Every line of the data below is to be written out again exactly.

*** Data for the task ***

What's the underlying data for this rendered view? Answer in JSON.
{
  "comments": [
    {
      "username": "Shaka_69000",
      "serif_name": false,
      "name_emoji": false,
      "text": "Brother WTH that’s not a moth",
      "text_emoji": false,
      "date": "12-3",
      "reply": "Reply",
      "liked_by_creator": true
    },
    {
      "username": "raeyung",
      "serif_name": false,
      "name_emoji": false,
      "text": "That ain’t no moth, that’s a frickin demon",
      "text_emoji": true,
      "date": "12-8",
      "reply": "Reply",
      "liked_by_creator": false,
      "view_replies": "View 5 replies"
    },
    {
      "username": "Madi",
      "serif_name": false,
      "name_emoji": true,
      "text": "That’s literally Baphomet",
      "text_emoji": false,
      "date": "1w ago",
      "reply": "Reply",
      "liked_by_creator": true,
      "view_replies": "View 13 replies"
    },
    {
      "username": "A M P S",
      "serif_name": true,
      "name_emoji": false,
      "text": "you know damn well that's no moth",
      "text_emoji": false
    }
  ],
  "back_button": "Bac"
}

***

[Finished task]
What's the underlying data for this rendered view? Answer in JSON.
{
  "comments": [
    {
      "username": "Shaka_69000",
      "serif_name": false,
      "name_emoji": false,
      "text": "Brother WTH that’s not a moth",
      "text_emoji": false,
      "date": "12-3",
      "reply": "Reply",
      "liked_by_creator": true
    },
    {
      "username": "raeyung",
      "serif_name": false,
      "name_emoji": false,
      "text": "That ain’t no moth, that’s a frickin demon",
      "text_emoji": true,
      "date": "12-8",
      "reply": "Reply",
      "liked_by_creator": false,
      "view_replies": "View 5 replies"
    },
    {
      "username": "Madi",
      "serif_name": false,
      "name_emoji": true,
      "text": "That’s literally Baphomet",
      "text_emoji": false,
      "date": "1w ago",
      "reply": "Reply",
      "liked_by_creator": true,
      "view_replies": "View 13 replies"
    },
    {
      "username": "A M P S",
      "serif_name": true,
      "name_emoji": false,
      "text": "you know damn well that's no moth",
      "text_emoji": false
    }
  ],
  "back_button": "Bac"
}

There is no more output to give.